Northern corn leaf blight occurs commonly in most areas of the Midwestern U.S. where corn is grown. Yield losses are typically minimal, but can become significant with susceptible hybrids or inbreds. The disease can cause significant grain loss if susceptible hybrids are infected before silking.
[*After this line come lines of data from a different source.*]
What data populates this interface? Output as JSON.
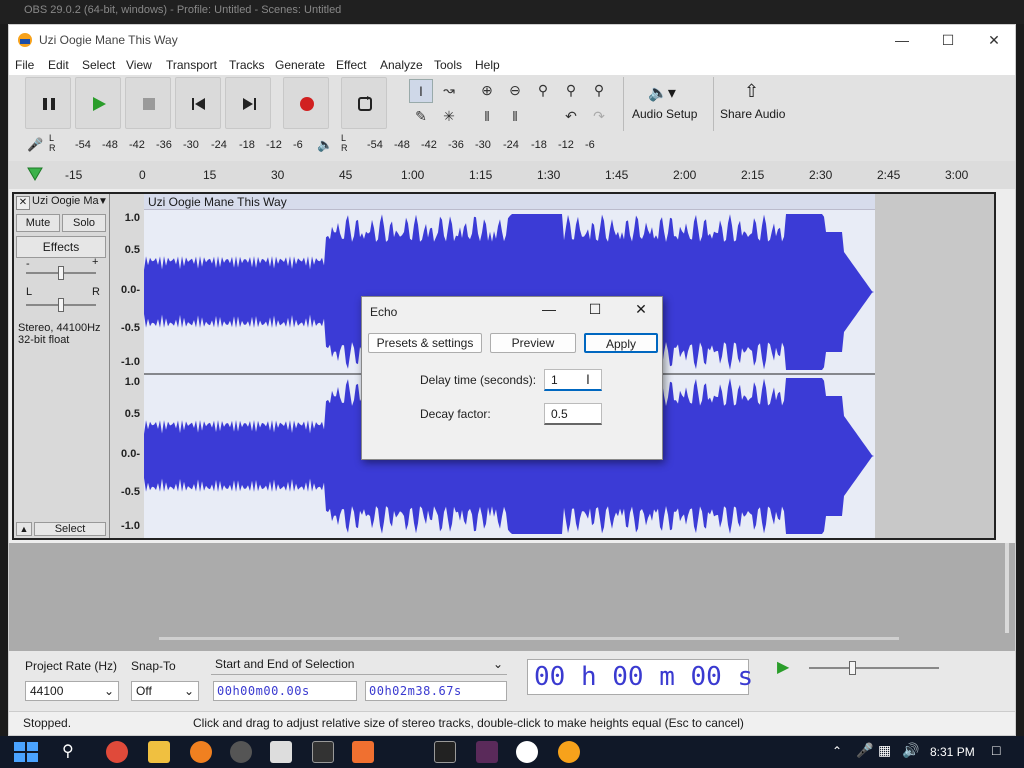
{
  "background_window": {
    "title": "OBS 29.0.2 (64-bit, windows) - Profile: Untitled - Scenes: Untitled"
  },
  "app": {
    "title": "Uzi Oogie Mane This Way",
    "menu": [
      "File",
      "Edit",
      "Select",
      "View",
      "Transport",
      "Tracks",
      "Generate",
      "Effect",
      "Analyze",
      "Tools",
      "Help"
    ],
    "audio_setup_label": "Audio Setup",
    "share_audio_label": "Share Audio",
    "meter_labels": [
      "-54",
      "-48",
      "-42",
      "-36",
      "-30",
      "-24",
      "-18",
      "-12",
      "-6"
    ],
    "timeline_ticks": [
      "-15",
      "0",
      "15",
      "30",
      "45",
      "1:00",
      "1:15",
      "1:30",
      "1:45",
      "2:00",
      "2:15",
      "2:30",
      "2:45",
      "3:00"
    ],
    "track": {
      "name": "Uzi Oogie Mane This Way",
      "short_name": "Uzi Oogie Ma",
      "mute_label": "Mute",
      "solo_label": "Solo",
      "effects_label": "Effects",
      "info_line1": "Stereo, 44100Hz",
      "info_line2": "32-bit float",
      "select_label": "Select",
      "gain_minus": "-",
      "gain_plus": "+",
      "pan_left": "L",
      "pan_right": "R",
      "ruler": [
        "1.0",
        "0.5",
        "0.0-",
        "-0.5",
        "-1.0",
        "1.0",
        "0.5",
        "0.0-",
        "-0.5",
        "-1.0"
      ]
    },
    "selection_toolbar": {
      "project_rate_label": "Project Rate (Hz)",
      "project_rate_value": "44100",
      "snap_to_label": "Snap-To",
      "snap_to_value": "Off",
      "selection_mode": "Start and End of Selection",
      "start_time": "00h00m00.00s",
      "end_time": "00h02m38.67s",
      "big_time": "00 h 00 m 00 s"
    },
    "status_left": "Stopped.",
    "status_message": "Click and drag to adjust relative size of stereo tracks, double-click to make heights equal (Esc to cancel)"
  },
  "dialog": {
    "title": "Echo",
    "presets_label": "Presets & settings",
    "preview_label": "Preview",
    "apply_label": "Apply",
    "delay_label": "Delay time (seconds):",
    "delay_value": "1",
    "decay_label": "Decay factor:",
    "decay_value": "0.5"
  },
  "taskbar": {
    "time": "8:31 PM"
  },
  "colors": {
    "waveform": "#3b3bd6",
    "selection_bg": "#e8ecf6",
    "accent": "#0067c0"
  }
}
Typical symptoms of northern corn leaf blight are canoe-shaped lesions 1 inch to 6 inches long. The lesions are initially bordered by gray-green margins. They eventually turn tan colored and may contain dark areas of fungal sporulation. The length or size of lesions may vary with in different corn hybrids reactions with different resistance genes. Lesions begin on the lower leaves and then spread to upper leaves. Severe symptoms can progress rapidly, resulting in blighted leaves. The disease can be confused with symptoms of Goss's leaf blight on some hybrids, and perhaps with Stewarts wilt where this disease occurs.
Conditions and timing that favor disease
The disease is most prevalent during moderate temperatures (64 to 80 degrees F) with prolonged periods of moisture. It typically appears at or after silking, but the disease is usually more severe when infection occurs earlier.
The pathogen is the fungus Exserohilum turcicum (syn. Helminthosporium turcicum). It overwinters on corn leaf debris. Several races of this pathogen are known that interact differently with different resistance genes.
Use resistant hybrids. Fungicides may be warranted on inbreds for seed production during the early stages of this disease. Crop rotation and tillage practices may be helpful in some cases.
Reviewed in 2018